Hurricane Ivan cut a path of destruction across the Caribbean before becoming the third major hurricane to strike the United States in a month. Ivan and the other hurricanes that struck land recently are part of a trend of more and stronger hurricanes that will affect the people of the Caribbean and the United States for years to come.
First there was Charley, then Frances, and now Ivan; three major hurricanes in a month that have destroyed lives, homes and property across the Caribbean and the southeastern United States.
Hurricane forecasters say people who live in the region affected by hurricanes should not be surprised by the increased storm activity.
Scientists who study tropical weather patterns say beginning in 1995 air and water temperatures and circulation patterns in the Atlantic Ocean changed to become more favorable to the formation of more and much stronger storms. William Gray, an atmospheric scientist at Colorado State University says this phenomenon, known as a thermohaline circulation, lasts for decades and is what determines the cycle of hurricane activity.
"When this thermohaline circulation, Atlantic Ocean circulation feature goes fast we have more major storms forming in the Atlantic," he said. "When it slows we have fewer ones. Now it was going slow the first decades of the 20th century, then it was fast from about the middle 20th century to the late 60s. From the late 60s to the middle 90s it was going very slow, with many fewer major storms. Now, since '95 this is the 10th year that we feel the thermohaline has been growing stronger and eight of these last 10 years have been very busy."
Mr. Gray, one of the world's leading hurricane researchers, says people who live in the region affected by hurricanes have actually been very lucky during the past 10 years not to have been hit by more storms. He says weather patterns this year have changed somewhat to push more storms ashore.
"There are probably two basic reasons; one is that we have had a very active season so far, and the second is that the steering currents have been moving further west where they impact the United States and the Caribbean," he said.

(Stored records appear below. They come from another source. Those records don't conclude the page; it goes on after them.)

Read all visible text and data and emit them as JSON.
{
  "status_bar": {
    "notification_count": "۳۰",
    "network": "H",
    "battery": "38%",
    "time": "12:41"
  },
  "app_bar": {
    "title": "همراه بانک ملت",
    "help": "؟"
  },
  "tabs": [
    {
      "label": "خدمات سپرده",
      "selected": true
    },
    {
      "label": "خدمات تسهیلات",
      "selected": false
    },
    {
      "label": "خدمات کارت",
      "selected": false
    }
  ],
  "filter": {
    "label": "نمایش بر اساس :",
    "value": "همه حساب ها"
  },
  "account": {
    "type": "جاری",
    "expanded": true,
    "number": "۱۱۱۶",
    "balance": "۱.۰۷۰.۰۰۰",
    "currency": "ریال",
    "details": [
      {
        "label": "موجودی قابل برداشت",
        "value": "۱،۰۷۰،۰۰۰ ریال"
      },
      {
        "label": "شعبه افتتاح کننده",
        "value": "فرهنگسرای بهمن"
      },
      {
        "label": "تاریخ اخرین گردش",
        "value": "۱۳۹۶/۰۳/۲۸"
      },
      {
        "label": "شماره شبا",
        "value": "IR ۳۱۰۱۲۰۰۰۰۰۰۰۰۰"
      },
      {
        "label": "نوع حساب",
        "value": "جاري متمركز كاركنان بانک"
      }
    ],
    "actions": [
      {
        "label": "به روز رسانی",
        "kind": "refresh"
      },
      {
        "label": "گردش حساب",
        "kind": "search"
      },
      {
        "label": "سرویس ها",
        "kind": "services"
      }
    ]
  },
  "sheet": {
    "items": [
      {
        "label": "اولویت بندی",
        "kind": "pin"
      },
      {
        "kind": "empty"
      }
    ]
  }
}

William Gray also says the El Nino weather pattern that helps to move storms north into the mid Atlantic was absent this year, although he says a mild El Nino pattern has begun to emerge, which should make the end of the 2004 hurricane season less active than the first half. The Hurricane season ends on November 30.
Scientists say they do not know how long the current thermohaline circulation pattern will continue, but Professor Gray says if the future is like the past, the current pattern will continue for another 20 or 30 years. He says that means not only will there be more hurricanes, but there will be more of the stronger hurricanes that cause the most destruction.

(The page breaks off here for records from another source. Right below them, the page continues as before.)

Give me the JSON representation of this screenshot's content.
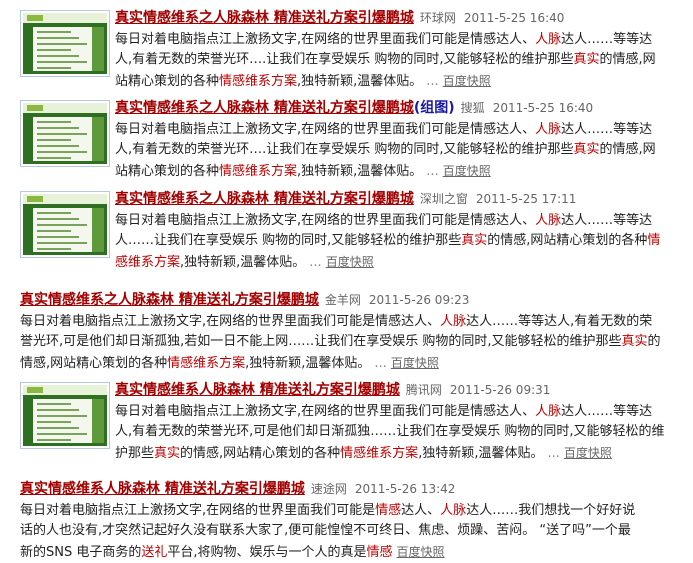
{
  "results": [
    {
      "title": "真实情感维系之人脉森林  精准送礼方案引爆鹏城",
      "source": "环球网",
      "time": "2011-5-25 16:40",
      "lines": [
        [
          "每日对着电脑指点江上激扬文字,在网络的世界里面我们可能是情感达人、",
          {
            "hl": "人脉"
          },
          "达人……等等达"
        ],
        [
          "人,有着无数的荣誉光环….让我们在享受娱乐 购物的同时,又能够轻松的维护那些",
          {
            "hl": "真实"
          },
          "的情感,网"
        ],
        [
          "站精心策划的各种",
          {
            "hl": "情感维系方案"
          },
          ",独特新颖,温馨体贴。"
        ]
      ],
      "dots": "...",
      "cache": "百度快照"
    },
    {
      "title": "真实情感维系之人脉森林  精准送礼方案引爆鹏城",
      "group": "(组图)",
      "source": "搜狐",
      "time": "2011-5-25 16:40",
      "lines": [
        [
          "每日对着电脑指点江上激扬文字,在网络的世界里面我们可能是情感达人、",
          {
            "hl": "人脉"
          },
          "达人……等等达"
        ],
        [
          "人,有着无数的荣誉光环….让我们在享受娱乐 购物的同时,又能够轻松的维护那些",
          {
            "hl": "真实"
          },
          "的情感,网"
        ],
        [
          "站精心策划的各种",
          {
            "hl": "情感维系方案"
          },
          ",独特新颖,温馨体贴。"
        ]
      ],
      "dots": "...",
      "cache": "百度快照"
    },
    {
      "title": "真实情感维系之人脉森林  精准送礼方案引爆鹏城",
      "source": "深圳之窗",
      "time": "2011-5-25 17:11",
      "lines": [
        [
          "每日对着电脑指点江上激扬文字,在网络的世界里面我们可能是情感达人、",
          {
            "hl": "人脉"
          },
          "达人……等等达"
        ],
        [
          "人……让我们在享受娱乐 购物的同时,又能够轻松的维护那些",
          {
            "hl": "真实"
          },
          "的情感,网站精心策划的各种",
          {
            "hl": "情"
          }
        ],
        [
          {
            "hl": "感维系方案"
          },
          ",独特新颖,温馨体贴。"
        ]
      ],
      "dots": "...",
      "cache": "百度快照"
    },
    {
      "title": "真实情感维系之人脉森林  精准送礼方案引爆鹏城",
      "source": "金羊网",
      "time": "2011-5-26 09:23",
      "lines": [
        [
          "每日对着电脑指点江上激扬文字,在网络的世界里面我们可能是情感达人、",
          {
            "hl": "人脉"
          },
          "达人……等等达人,有着无数的荣"
        ],
        [
          "誉光环,可是他们却日渐孤独,若如一日不能上网……让我们在享受娱乐 购物的同时,又能够轻松的维护那些",
          {
            "hl": "真实"
          },
          "的"
        ],
        [
          "情感,网站精心策划的各种",
          {
            "hl": "情感维系方案"
          },
          ",独特新颖,温馨体贴。"
        ]
      ],
      "dots": "...",
      "cache": "百度快照"
    },
    {
      "title": "真实情感维系人脉森林  精准送礼方案引爆鹏城",
      "source": "腾讯网",
      "time": "2011-5-26 09:31",
      "lines": [
        [
          "每日对着电脑指点江上激扬文字,在网络的世界里面我们可能是情感达人、",
          {
            "hl": "人脉"
          },
          "达人……等等达"
        ],
        [
          "人,有着无数的荣誉光环,可是他们却日渐孤独……让我们在享受娱乐 购物的同时,又能够轻松的维"
        ],
        [
          "护那些",
          {
            "hl": "真实"
          },
          "的情感,网站精心策划的各种",
          {
            "hl": "情感维系方案"
          },
          ",独特新颖,温馨体贴。"
        ]
      ],
      "dots": "...",
      "cache": "百度快照"
    },
    {
      "title": "真实情感维系人脉森林  精准送礼方案引爆鹏城",
      "source": "速途网",
      "time": "2011-5-26 13:42",
      "lines": [
        [
          "每日对着电脑指点江上激扬文字,在网络的世界里面我们可能是",
          {
            "hl": "情感"
          },
          "达人、",
          {
            "hl": "人脉"
          },
          "达人……我们想找一个好好说"
        ],
        [
          "话的人也没有,才突然记起好久没有联系大家了,便可能惶惶不可终日、焦虑、烦躁、苦闷。  “送了吗”一个最"
        ],
        [
          "新的SNS 电子商务的",
          {
            "hl": "送礼"
          },
          "平台,将购物、娱乐与一个人的真是",
          {
            "hl": "情感"
          }
        ]
      ],
      "dots": "",
      "cache": "百度快照"
    }
  ]
}
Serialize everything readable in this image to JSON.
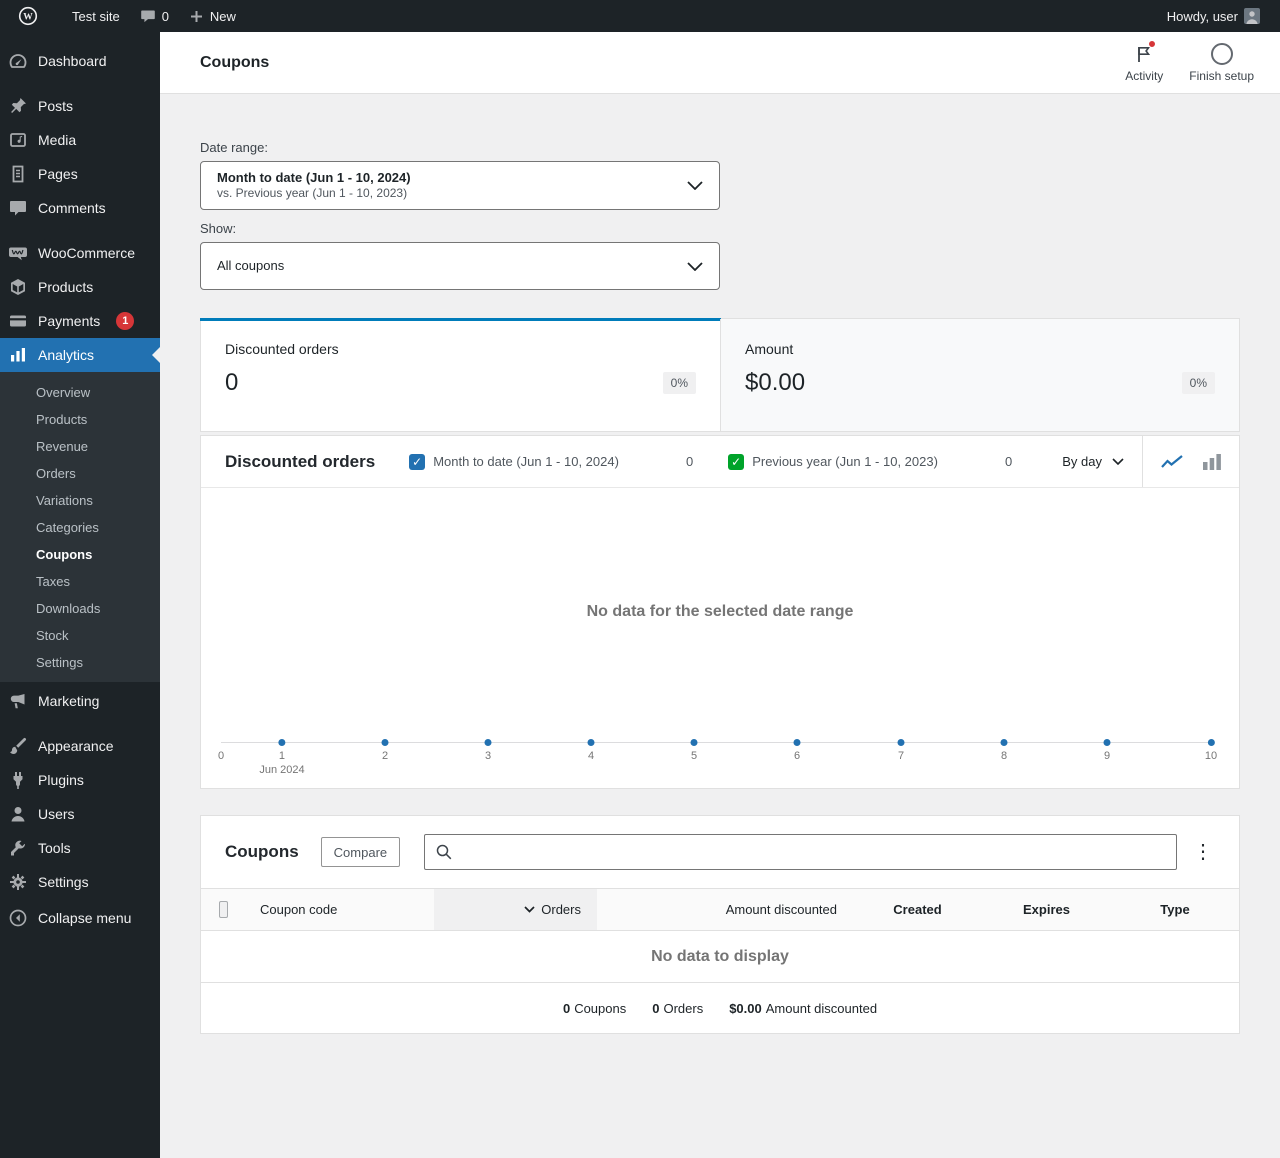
{
  "colors": {
    "sidebar_bg": "#1d2327",
    "content_bg": "#f0f0f1",
    "accent_blue": "#2271b1",
    "series_previous_green": "#00a32a",
    "notification_red": "#d63638",
    "selected_card_bar": "#007cba"
  },
  "icons": {
    "checkmark_glyph": "✓",
    "table_menu_glyph": "⋮"
  },
  "admin_bar": {
    "site_name": "Test site",
    "comments_count": "0",
    "new_label": "New",
    "howdy_text": "Howdy, user"
  },
  "sidebar": {
    "items": [
      {
        "label": "Dashboard"
      },
      {
        "label": "Posts"
      },
      {
        "label": "Media"
      },
      {
        "label": "Pages"
      },
      {
        "label": "Comments"
      },
      {
        "label": "WooCommerce"
      },
      {
        "label": "Products"
      },
      {
        "label": "Payments",
        "badge": "1"
      },
      {
        "label": "Analytics"
      },
      {
        "label": "Marketing"
      },
      {
        "label": "Appearance"
      },
      {
        "label": "Plugins"
      },
      {
        "label": "Users"
      },
      {
        "label": "Tools"
      },
      {
        "label": "Settings"
      },
      {
        "label": "Collapse menu"
      }
    ],
    "analytics_submenu": [
      {
        "label": "Overview"
      },
      {
        "label": "Products"
      },
      {
        "label": "Revenue"
      },
      {
        "label": "Orders"
      },
      {
        "label": "Variations"
      },
      {
        "label": "Categories"
      },
      {
        "label": "Coupons"
      },
      {
        "label": "Taxes"
      },
      {
        "label": "Downloads"
      },
      {
        "label": "Stock"
      },
      {
        "label": "Settings"
      }
    ]
  },
  "header": {
    "title": "Coupons",
    "activity_label": "Activity",
    "finish_setup_label": "Finish setup"
  },
  "filters": {
    "date_range_label": "Date range:",
    "date_range_value": "Month to date (Jun 1 - 10, 2024)",
    "date_range_compare": "vs. Previous year (Jun 1 - 10, 2023)",
    "show_label": "Show:",
    "show_value": "All coupons"
  },
  "summary_cards": [
    {
      "label": "Discounted orders",
      "value": "0",
      "delta": "0%"
    },
    {
      "label": "Amount",
      "value": "$0.00",
      "delta": "0%"
    }
  ],
  "chart": {
    "title": "Discounted orders",
    "legend": [
      {
        "label": "Month to date (Jun 1 - 10, 2024)",
        "value": "0"
      },
      {
        "label": "Previous year (Jun 1 - 10, 2023)",
        "value": "0"
      }
    ],
    "interval": "By day",
    "empty_message": "No data for the selected date range",
    "y_axis_zero": "0",
    "x_ticks": [
      "1",
      "2",
      "3",
      "4",
      "5",
      "6",
      "7",
      "8",
      "9",
      "10"
    ],
    "x_month_label": "Jun 2024"
  },
  "table": {
    "title": "Coupons",
    "compare_label": "Compare",
    "columns": [
      "Coupon code",
      "Orders",
      "Amount discounted",
      "Created",
      "Expires",
      "Type"
    ],
    "sorted_column": "Orders",
    "empty_message": "No data to display",
    "totals": [
      {
        "value": "0",
        "label": "Coupons"
      },
      {
        "value": "0",
        "label": "Orders"
      },
      {
        "value": "$0.00",
        "label": "Amount discounted"
      }
    ]
  }
}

With many more people living in coastal areas than there were during the last period of enhanced hurricane activity, Mr. Gray says the cost of hurricanes will be much higher.
"It is inevitable that we will see damage on a scale we have never previously seen, because if we are in this more active period it is not that we will have more storms than we had from the middle '20s to the middle '60s, but that there are so many more people and property in harms way, that it is inevitable that we see hurricane spawned damage on a level we have never previously seen," he said.
Professor Gray says one thing that is not causing increased hurricane activity is global warming, which some scientists have pointed to as a possible factor behind increased tropical storm activity.
Mr. Gray says hurricane activity follows a measurable pattern based on temperature changes and circulation patterns of air and water in the Atlantic Ocean. What is happening now, he says, is simply that pattern repeating itself, as it has done in the past, and will likely do in the future.